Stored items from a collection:
○ ○ ○
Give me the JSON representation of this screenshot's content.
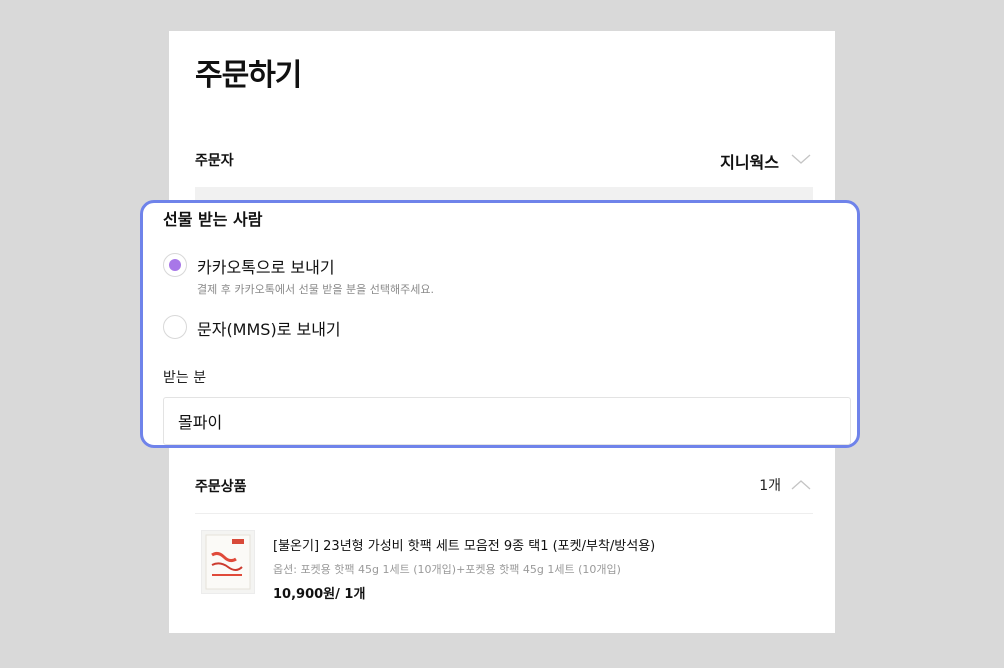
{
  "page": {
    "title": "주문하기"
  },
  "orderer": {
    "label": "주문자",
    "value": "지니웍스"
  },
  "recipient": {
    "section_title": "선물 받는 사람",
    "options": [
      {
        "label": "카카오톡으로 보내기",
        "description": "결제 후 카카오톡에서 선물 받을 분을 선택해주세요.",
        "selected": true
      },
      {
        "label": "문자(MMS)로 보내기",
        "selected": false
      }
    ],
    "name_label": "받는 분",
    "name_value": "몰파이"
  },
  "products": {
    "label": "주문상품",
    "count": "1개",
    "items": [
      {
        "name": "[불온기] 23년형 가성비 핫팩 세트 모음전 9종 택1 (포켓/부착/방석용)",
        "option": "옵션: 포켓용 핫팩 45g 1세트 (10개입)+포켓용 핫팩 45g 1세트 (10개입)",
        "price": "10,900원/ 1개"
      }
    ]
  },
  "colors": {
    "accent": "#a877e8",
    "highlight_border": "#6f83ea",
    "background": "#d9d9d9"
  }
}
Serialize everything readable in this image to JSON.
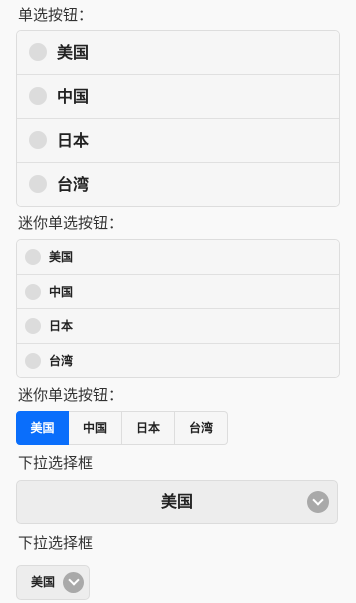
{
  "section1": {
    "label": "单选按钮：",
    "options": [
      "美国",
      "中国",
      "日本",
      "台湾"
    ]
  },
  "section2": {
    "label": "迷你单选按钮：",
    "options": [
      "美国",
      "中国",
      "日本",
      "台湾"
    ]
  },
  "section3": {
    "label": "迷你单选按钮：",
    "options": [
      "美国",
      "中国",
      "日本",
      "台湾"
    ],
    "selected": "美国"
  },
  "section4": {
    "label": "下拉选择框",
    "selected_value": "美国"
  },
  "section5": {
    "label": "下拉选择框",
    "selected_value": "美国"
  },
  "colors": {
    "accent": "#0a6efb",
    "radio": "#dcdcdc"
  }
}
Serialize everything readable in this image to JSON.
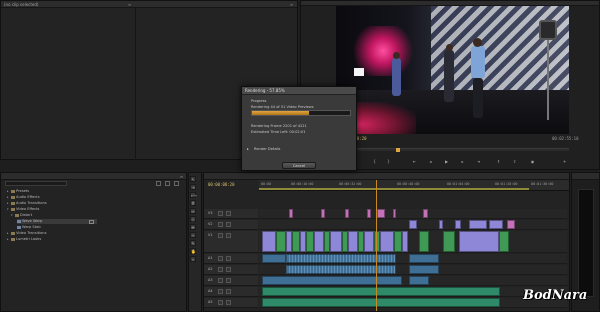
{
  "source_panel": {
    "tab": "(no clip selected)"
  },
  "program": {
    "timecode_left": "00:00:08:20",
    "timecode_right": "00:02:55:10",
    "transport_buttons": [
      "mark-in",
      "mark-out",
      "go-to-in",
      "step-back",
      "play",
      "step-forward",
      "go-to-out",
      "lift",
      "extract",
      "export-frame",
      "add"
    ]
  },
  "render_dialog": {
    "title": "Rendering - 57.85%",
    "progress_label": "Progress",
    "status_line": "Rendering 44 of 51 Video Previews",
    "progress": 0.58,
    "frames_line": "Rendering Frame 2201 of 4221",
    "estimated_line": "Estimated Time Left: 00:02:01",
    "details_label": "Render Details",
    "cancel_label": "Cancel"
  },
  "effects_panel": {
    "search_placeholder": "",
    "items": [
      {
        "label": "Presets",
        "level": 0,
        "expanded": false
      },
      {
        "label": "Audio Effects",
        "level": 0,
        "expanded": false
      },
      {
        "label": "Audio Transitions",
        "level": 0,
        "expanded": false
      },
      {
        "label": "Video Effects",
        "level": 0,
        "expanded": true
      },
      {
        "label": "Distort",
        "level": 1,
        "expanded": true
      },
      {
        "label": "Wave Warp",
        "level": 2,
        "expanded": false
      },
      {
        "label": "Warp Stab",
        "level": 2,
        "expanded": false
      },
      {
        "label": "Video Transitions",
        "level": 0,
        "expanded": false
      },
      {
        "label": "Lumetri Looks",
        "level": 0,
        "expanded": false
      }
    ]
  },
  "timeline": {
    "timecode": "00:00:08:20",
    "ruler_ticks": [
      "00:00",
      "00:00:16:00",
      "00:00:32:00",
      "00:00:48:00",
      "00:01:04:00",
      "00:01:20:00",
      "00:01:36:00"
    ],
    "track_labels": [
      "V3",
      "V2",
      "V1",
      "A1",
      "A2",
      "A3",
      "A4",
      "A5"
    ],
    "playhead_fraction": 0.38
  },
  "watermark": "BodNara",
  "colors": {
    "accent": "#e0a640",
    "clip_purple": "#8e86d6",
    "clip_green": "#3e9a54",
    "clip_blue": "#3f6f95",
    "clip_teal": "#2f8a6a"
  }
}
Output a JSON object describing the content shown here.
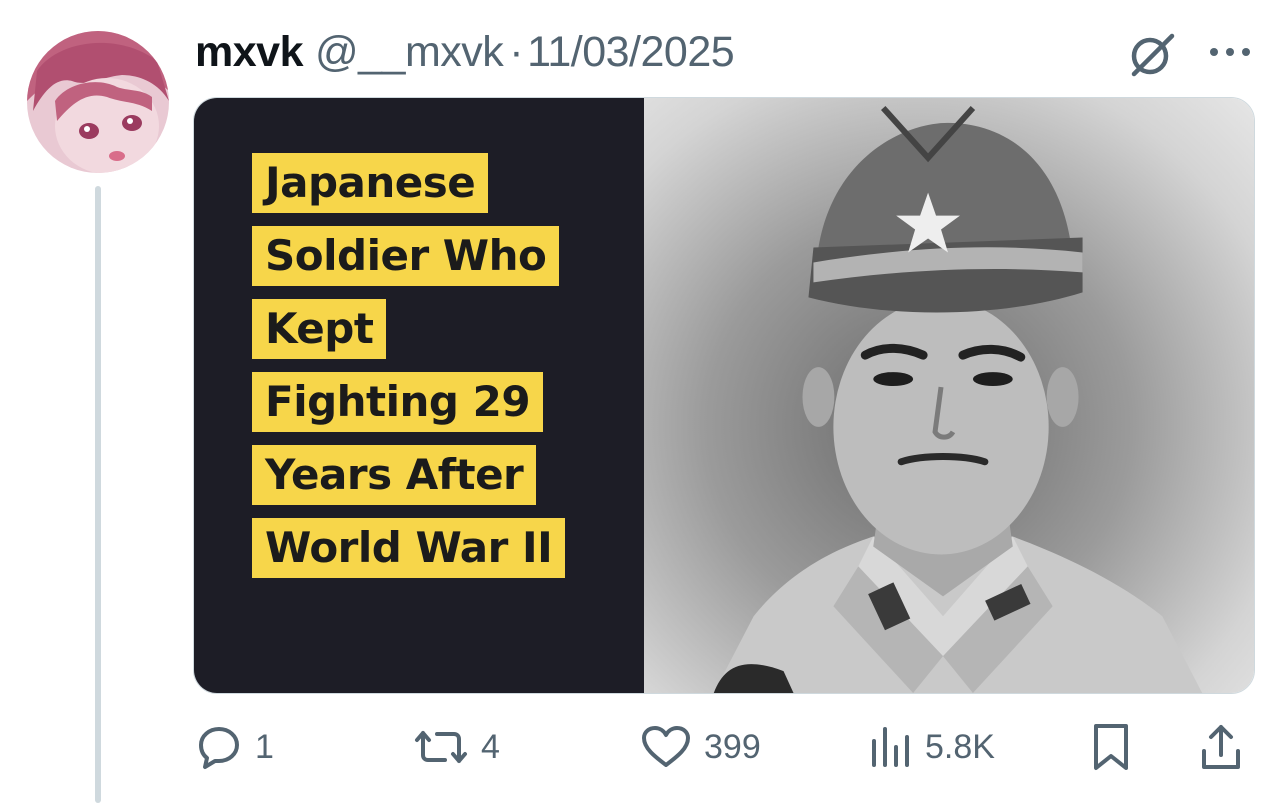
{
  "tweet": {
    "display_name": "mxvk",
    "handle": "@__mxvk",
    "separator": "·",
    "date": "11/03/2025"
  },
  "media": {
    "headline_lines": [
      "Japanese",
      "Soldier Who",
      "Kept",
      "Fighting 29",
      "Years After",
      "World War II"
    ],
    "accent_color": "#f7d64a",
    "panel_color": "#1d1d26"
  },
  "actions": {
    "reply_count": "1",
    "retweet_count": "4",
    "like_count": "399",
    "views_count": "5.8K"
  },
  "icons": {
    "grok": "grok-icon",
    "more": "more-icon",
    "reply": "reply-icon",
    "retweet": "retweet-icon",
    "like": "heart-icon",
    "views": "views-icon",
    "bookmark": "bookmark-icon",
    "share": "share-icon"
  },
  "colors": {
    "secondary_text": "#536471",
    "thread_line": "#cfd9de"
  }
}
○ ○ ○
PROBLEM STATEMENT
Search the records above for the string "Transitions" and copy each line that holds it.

WRITTEN RESPONSE
        "label": "Audio Transitions",
        "label": "Video Transitions",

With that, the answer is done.